(Input material)

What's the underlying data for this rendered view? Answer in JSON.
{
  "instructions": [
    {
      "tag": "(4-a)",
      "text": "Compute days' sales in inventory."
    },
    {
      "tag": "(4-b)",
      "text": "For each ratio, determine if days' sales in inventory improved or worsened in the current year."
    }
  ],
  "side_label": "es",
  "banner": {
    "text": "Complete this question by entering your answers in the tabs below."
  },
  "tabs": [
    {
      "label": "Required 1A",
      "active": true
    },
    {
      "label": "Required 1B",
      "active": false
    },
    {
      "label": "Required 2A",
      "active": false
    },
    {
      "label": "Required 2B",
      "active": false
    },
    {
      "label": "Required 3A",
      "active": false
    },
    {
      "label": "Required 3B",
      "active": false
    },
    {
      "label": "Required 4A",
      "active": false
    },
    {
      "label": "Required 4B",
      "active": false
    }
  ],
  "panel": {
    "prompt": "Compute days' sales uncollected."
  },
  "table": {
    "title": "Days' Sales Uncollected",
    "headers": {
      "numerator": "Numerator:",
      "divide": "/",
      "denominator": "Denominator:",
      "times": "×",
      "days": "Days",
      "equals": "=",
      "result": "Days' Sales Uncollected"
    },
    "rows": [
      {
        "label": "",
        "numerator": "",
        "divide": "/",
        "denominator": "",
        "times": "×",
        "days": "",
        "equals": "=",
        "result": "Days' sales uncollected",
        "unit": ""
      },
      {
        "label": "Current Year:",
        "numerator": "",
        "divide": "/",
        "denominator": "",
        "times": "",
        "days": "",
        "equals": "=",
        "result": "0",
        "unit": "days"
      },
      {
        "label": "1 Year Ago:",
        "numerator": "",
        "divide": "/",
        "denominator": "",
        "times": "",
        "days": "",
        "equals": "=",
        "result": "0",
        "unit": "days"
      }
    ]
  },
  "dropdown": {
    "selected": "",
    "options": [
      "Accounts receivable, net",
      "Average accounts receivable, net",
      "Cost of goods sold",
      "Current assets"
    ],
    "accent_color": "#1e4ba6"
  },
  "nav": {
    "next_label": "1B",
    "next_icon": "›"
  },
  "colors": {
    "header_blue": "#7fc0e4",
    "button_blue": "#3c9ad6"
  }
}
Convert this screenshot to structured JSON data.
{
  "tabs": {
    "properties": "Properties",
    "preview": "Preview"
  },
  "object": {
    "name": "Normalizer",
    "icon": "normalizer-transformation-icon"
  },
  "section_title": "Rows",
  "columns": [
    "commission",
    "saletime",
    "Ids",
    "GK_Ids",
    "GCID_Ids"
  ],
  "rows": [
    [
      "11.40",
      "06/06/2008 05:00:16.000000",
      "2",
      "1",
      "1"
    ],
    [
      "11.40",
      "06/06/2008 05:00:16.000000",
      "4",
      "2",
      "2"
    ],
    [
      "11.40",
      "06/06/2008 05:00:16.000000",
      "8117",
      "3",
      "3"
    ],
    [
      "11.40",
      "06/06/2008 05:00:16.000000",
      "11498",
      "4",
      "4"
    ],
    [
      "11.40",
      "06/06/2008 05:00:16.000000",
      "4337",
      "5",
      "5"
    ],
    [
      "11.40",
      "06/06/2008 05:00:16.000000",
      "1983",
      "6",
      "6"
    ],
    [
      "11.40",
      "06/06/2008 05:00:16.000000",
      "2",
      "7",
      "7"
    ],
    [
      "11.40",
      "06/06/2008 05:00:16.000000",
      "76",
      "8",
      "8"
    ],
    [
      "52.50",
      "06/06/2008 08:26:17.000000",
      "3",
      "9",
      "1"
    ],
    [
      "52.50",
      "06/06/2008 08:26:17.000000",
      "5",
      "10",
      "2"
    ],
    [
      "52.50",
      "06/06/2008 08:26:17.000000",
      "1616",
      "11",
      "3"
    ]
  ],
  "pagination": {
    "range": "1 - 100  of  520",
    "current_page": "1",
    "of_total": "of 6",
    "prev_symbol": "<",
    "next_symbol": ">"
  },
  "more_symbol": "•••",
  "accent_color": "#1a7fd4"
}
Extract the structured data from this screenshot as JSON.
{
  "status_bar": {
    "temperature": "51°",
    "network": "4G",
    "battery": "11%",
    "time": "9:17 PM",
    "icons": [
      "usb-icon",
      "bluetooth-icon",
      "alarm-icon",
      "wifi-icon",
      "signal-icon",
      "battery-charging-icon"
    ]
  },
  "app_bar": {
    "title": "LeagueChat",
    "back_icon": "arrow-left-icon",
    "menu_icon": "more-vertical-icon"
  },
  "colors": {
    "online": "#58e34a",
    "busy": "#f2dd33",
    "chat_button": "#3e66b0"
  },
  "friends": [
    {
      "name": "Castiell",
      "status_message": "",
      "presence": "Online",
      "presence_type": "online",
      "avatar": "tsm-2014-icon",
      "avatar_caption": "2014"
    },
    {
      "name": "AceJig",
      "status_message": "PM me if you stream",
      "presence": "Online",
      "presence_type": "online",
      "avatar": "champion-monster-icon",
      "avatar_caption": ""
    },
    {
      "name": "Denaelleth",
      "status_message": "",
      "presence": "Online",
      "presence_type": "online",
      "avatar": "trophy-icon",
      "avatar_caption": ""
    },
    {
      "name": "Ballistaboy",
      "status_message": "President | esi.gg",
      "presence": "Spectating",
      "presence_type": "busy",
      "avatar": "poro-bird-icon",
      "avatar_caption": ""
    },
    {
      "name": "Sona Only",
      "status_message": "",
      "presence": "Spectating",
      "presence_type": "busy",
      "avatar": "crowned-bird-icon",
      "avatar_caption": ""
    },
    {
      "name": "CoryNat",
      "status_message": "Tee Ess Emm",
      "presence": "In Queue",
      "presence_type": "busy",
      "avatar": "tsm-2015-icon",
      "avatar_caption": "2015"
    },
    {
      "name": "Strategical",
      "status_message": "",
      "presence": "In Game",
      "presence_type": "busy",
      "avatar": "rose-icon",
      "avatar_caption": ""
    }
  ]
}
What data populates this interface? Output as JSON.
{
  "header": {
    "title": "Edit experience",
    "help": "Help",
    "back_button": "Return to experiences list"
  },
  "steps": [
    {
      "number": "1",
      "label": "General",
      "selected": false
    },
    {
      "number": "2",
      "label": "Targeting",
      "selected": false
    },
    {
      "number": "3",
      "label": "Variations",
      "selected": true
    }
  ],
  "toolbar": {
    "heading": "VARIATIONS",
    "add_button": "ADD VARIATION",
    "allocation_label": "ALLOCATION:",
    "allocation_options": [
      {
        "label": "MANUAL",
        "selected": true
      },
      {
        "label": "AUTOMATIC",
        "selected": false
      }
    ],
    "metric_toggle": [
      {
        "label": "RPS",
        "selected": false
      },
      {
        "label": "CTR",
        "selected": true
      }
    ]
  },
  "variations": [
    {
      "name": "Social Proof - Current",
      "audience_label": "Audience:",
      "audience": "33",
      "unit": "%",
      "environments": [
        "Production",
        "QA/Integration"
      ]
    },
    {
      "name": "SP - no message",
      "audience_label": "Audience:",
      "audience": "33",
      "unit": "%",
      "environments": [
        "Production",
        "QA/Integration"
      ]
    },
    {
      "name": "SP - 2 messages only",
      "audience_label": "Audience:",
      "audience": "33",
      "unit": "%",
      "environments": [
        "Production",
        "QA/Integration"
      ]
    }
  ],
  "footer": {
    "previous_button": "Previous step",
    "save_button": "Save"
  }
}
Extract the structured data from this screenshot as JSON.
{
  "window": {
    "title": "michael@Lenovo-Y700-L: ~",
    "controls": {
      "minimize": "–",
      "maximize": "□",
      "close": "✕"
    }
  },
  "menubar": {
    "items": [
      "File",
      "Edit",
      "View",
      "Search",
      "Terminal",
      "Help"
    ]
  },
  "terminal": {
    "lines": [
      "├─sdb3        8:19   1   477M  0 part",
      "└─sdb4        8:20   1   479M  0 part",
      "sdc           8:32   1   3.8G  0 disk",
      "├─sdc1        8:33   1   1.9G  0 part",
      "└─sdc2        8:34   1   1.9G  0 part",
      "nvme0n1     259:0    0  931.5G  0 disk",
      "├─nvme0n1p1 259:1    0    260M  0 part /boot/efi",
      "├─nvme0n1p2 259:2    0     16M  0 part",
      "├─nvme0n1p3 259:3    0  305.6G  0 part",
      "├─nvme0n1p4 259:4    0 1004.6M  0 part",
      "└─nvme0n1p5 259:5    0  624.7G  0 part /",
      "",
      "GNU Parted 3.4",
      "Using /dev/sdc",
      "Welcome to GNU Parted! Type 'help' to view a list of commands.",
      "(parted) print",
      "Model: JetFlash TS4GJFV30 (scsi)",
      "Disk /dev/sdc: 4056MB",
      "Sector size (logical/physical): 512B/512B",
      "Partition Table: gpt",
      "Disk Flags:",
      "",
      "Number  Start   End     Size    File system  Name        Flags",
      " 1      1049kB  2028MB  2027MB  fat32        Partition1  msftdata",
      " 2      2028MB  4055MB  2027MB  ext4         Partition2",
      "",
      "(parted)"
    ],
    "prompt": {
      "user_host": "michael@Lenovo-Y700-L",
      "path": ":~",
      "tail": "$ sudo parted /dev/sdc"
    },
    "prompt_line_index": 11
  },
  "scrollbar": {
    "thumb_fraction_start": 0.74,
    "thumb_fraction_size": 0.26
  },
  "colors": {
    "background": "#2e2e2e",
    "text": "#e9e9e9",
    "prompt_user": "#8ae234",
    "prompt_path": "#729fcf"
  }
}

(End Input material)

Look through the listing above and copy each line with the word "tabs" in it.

**Result of the task**
    "text": "Complete this question by entering your answers in the tabs below."
  "tabs": [
  "tabs": {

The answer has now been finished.